Interface dataset entries:
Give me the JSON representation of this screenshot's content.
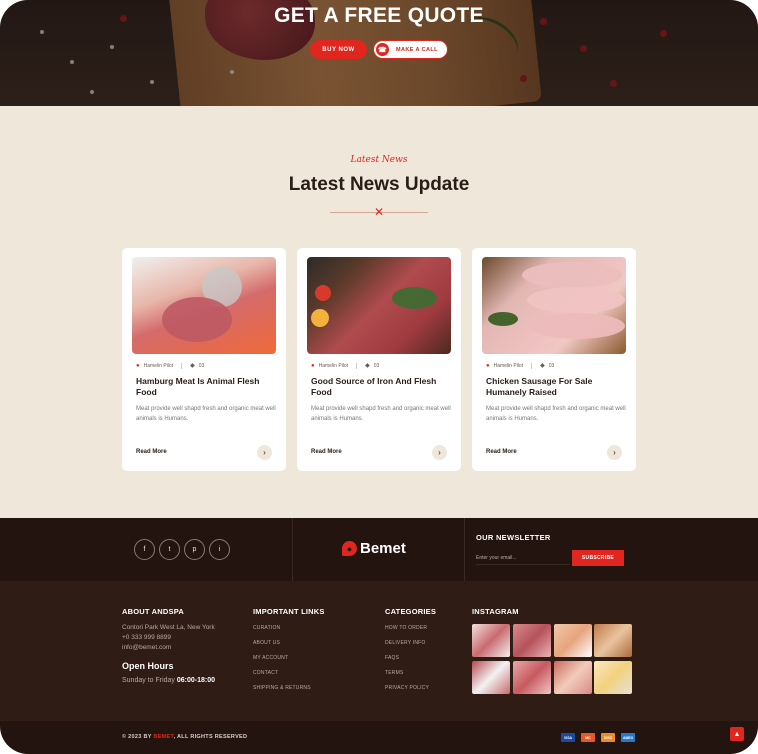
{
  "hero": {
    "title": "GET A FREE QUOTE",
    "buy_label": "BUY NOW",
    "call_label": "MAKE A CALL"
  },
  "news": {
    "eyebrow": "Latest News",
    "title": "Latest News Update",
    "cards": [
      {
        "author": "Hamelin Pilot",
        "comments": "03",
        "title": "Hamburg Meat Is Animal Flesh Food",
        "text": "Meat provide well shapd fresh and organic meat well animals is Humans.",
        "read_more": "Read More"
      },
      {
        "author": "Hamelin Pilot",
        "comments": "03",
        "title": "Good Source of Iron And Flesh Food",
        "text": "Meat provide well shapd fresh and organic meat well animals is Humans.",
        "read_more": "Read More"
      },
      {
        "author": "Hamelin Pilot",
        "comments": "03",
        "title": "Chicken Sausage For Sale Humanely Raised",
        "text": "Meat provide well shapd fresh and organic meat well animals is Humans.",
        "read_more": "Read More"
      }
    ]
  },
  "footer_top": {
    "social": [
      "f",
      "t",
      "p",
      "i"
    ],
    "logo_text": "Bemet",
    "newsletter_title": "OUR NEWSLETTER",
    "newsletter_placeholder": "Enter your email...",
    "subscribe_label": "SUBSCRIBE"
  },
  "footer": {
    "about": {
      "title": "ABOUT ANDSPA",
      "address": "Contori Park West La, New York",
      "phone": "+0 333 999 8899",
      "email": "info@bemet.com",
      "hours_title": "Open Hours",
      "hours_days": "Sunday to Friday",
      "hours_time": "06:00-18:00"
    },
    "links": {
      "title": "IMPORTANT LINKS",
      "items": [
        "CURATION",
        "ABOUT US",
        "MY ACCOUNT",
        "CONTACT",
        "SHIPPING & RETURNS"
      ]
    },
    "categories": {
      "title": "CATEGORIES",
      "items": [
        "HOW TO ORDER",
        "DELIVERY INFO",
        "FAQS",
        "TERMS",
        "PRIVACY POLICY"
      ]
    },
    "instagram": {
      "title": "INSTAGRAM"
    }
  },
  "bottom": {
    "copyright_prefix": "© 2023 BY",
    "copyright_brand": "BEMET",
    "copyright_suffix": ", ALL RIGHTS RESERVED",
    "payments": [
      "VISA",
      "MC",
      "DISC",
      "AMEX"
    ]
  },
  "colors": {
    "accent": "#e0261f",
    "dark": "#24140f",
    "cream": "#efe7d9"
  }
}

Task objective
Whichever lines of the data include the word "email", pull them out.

Problem solution
    "newsletter_placeholder": "Enter your email...",
      "email": "info@bemet.com",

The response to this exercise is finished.